__What you have to do__
Read the data line by line and say how many lines contain the string "labels", giving the number alone.

[Records drawn from a dataset]
########

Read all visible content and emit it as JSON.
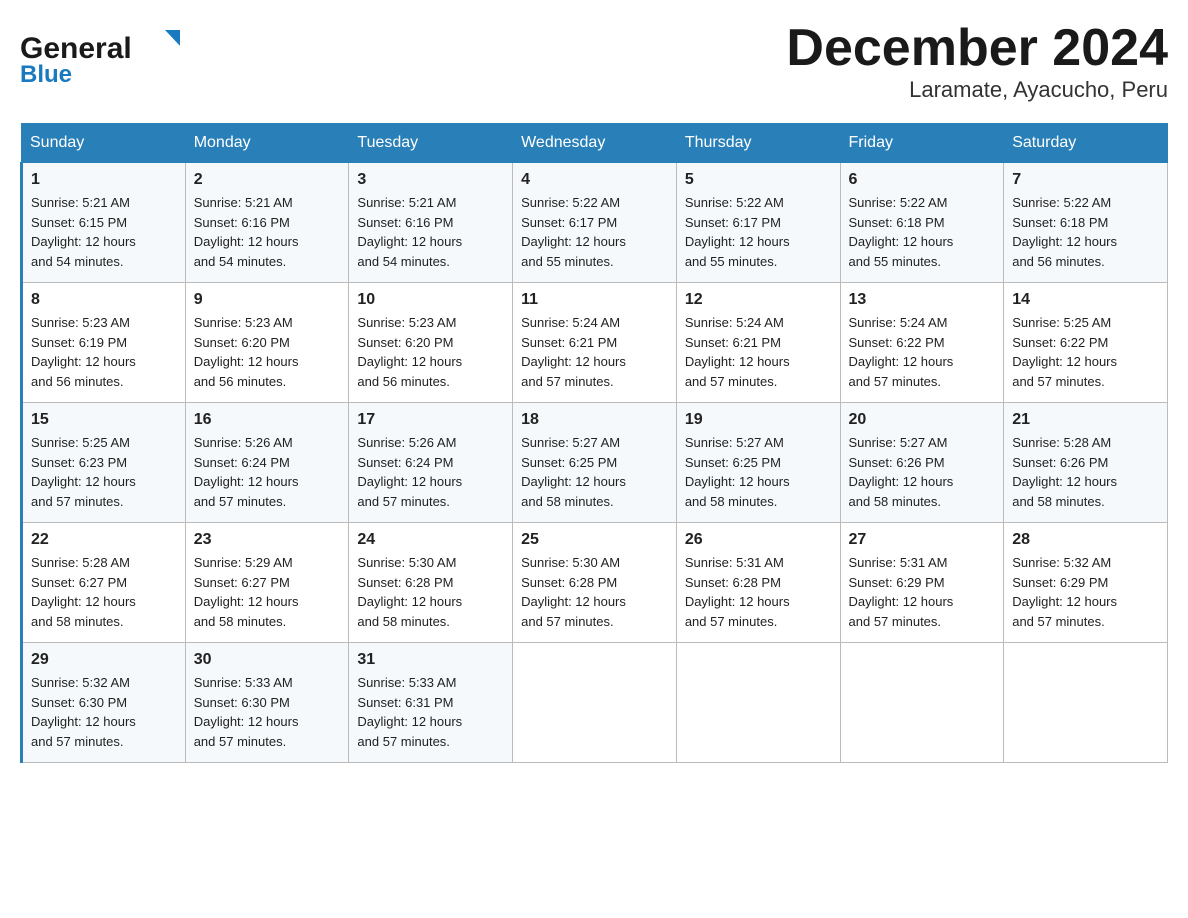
{
  "header": {
    "logo_general": "General",
    "logo_blue": "Blue",
    "title": "December 2024",
    "subtitle": "Laramate, Ayacucho, Peru"
  },
  "days_of_week": [
    "Sunday",
    "Monday",
    "Tuesday",
    "Wednesday",
    "Thursday",
    "Friday",
    "Saturday"
  ],
  "weeks": [
    [
      {
        "day": "1",
        "sunrise": "5:21 AM",
        "sunset": "6:15 PM",
        "daylight": "12 hours and 54 minutes."
      },
      {
        "day": "2",
        "sunrise": "5:21 AM",
        "sunset": "6:16 PM",
        "daylight": "12 hours and 54 minutes."
      },
      {
        "day": "3",
        "sunrise": "5:21 AM",
        "sunset": "6:16 PM",
        "daylight": "12 hours and 54 minutes."
      },
      {
        "day": "4",
        "sunrise": "5:22 AM",
        "sunset": "6:17 PM",
        "daylight": "12 hours and 55 minutes."
      },
      {
        "day": "5",
        "sunrise": "5:22 AM",
        "sunset": "6:17 PM",
        "daylight": "12 hours and 55 minutes."
      },
      {
        "day": "6",
        "sunrise": "5:22 AM",
        "sunset": "6:18 PM",
        "daylight": "12 hours and 55 minutes."
      },
      {
        "day": "7",
        "sunrise": "5:22 AM",
        "sunset": "6:18 PM",
        "daylight": "12 hours and 56 minutes."
      }
    ],
    [
      {
        "day": "8",
        "sunrise": "5:23 AM",
        "sunset": "6:19 PM",
        "daylight": "12 hours and 56 minutes."
      },
      {
        "day": "9",
        "sunrise": "5:23 AM",
        "sunset": "6:20 PM",
        "daylight": "12 hours and 56 minutes."
      },
      {
        "day": "10",
        "sunrise": "5:23 AM",
        "sunset": "6:20 PM",
        "daylight": "12 hours and 56 minutes."
      },
      {
        "day": "11",
        "sunrise": "5:24 AM",
        "sunset": "6:21 PM",
        "daylight": "12 hours and 57 minutes."
      },
      {
        "day": "12",
        "sunrise": "5:24 AM",
        "sunset": "6:21 PM",
        "daylight": "12 hours and 57 minutes."
      },
      {
        "day": "13",
        "sunrise": "5:24 AM",
        "sunset": "6:22 PM",
        "daylight": "12 hours and 57 minutes."
      },
      {
        "day": "14",
        "sunrise": "5:25 AM",
        "sunset": "6:22 PM",
        "daylight": "12 hours and 57 minutes."
      }
    ],
    [
      {
        "day": "15",
        "sunrise": "5:25 AM",
        "sunset": "6:23 PM",
        "daylight": "12 hours and 57 minutes."
      },
      {
        "day": "16",
        "sunrise": "5:26 AM",
        "sunset": "6:24 PM",
        "daylight": "12 hours and 57 minutes."
      },
      {
        "day": "17",
        "sunrise": "5:26 AM",
        "sunset": "6:24 PM",
        "daylight": "12 hours and 57 minutes."
      },
      {
        "day": "18",
        "sunrise": "5:27 AM",
        "sunset": "6:25 PM",
        "daylight": "12 hours and 58 minutes."
      },
      {
        "day": "19",
        "sunrise": "5:27 AM",
        "sunset": "6:25 PM",
        "daylight": "12 hours and 58 minutes."
      },
      {
        "day": "20",
        "sunrise": "5:27 AM",
        "sunset": "6:26 PM",
        "daylight": "12 hours and 58 minutes."
      },
      {
        "day": "21",
        "sunrise": "5:28 AM",
        "sunset": "6:26 PM",
        "daylight": "12 hours and 58 minutes."
      }
    ],
    [
      {
        "day": "22",
        "sunrise": "5:28 AM",
        "sunset": "6:27 PM",
        "daylight": "12 hours and 58 minutes."
      },
      {
        "day": "23",
        "sunrise": "5:29 AM",
        "sunset": "6:27 PM",
        "daylight": "12 hours and 58 minutes."
      },
      {
        "day": "24",
        "sunrise": "5:30 AM",
        "sunset": "6:28 PM",
        "daylight": "12 hours and 58 minutes."
      },
      {
        "day": "25",
        "sunrise": "5:30 AM",
        "sunset": "6:28 PM",
        "daylight": "12 hours and 57 minutes."
      },
      {
        "day": "26",
        "sunrise": "5:31 AM",
        "sunset": "6:28 PM",
        "daylight": "12 hours and 57 minutes."
      },
      {
        "day": "27",
        "sunrise": "5:31 AM",
        "sunset": "6:29 PM",
        "daylight": "12 hours and 57 minutes."
      },
      {
        "day": "28",
        "sunrise": "5:32 AM",
        "sunset": "6:29 PM",
        "daylight": "12 hours and 57 minutes."
      }
    ],
    [
      {
        "day": "29",
        "sunrise": "5:32 AM",
        "sunset": "6:30 PM",
        "daylight": "12 hours and 57 minutes."
      },
      {
        "day": "30",
        "sunrise": "5:33 AM",
        "sunset": "6:30 PM",
        "daylight": "12 hours and 57 minutes."
      },
      {
        "day": "31",
        "sunrise": "5:33 AM",
        "sunset": "6:31 PM",
        "daylight": "12 hours and 57 minutes."
      },
      null,
      null,
      null,
      null
    ]
  ],
  "labels": {
    "sunrise": "Sunrise:",
    "sunset": "Sunset:",
    "daylight": "Daylight:"
  }
}
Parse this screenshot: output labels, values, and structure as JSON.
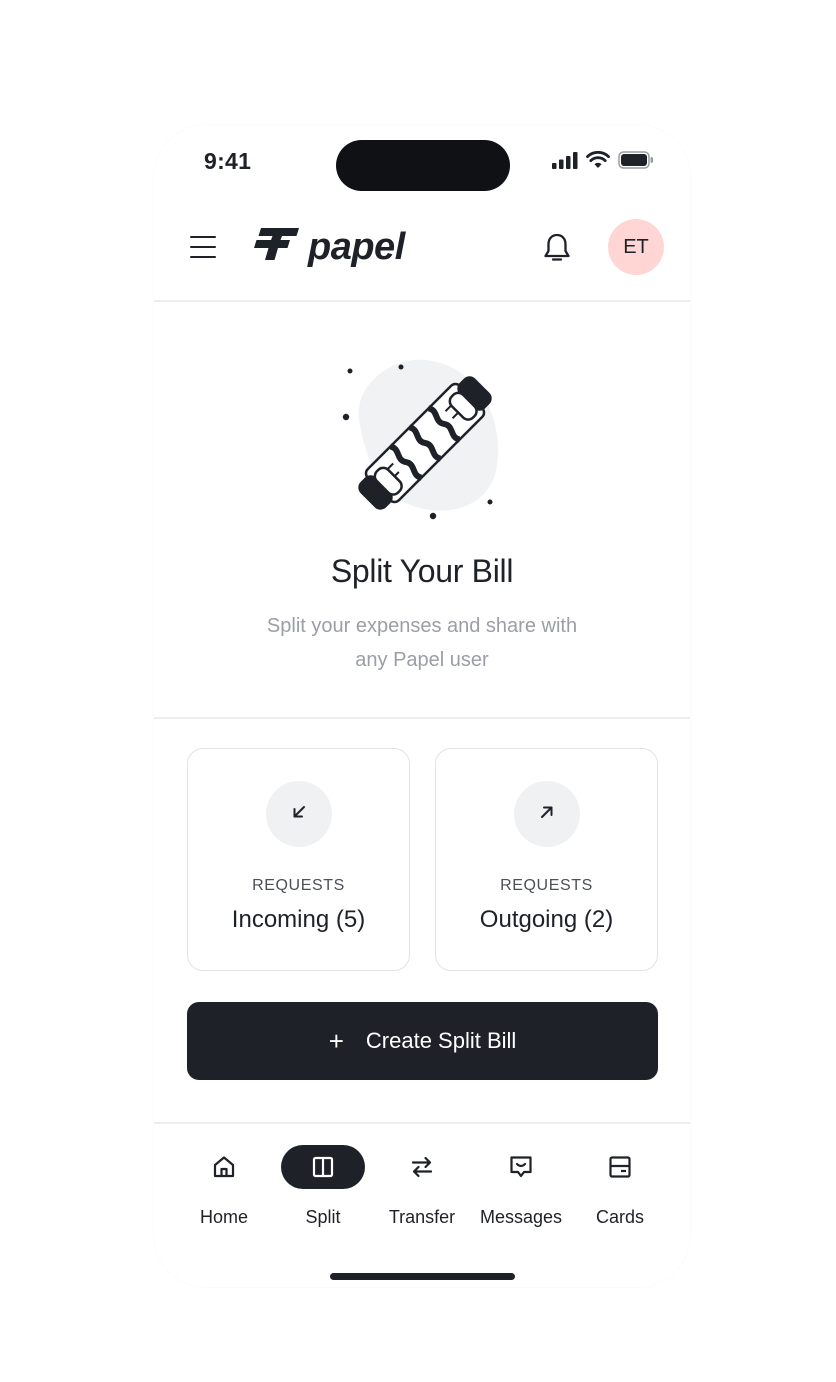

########

__Result of the task__
2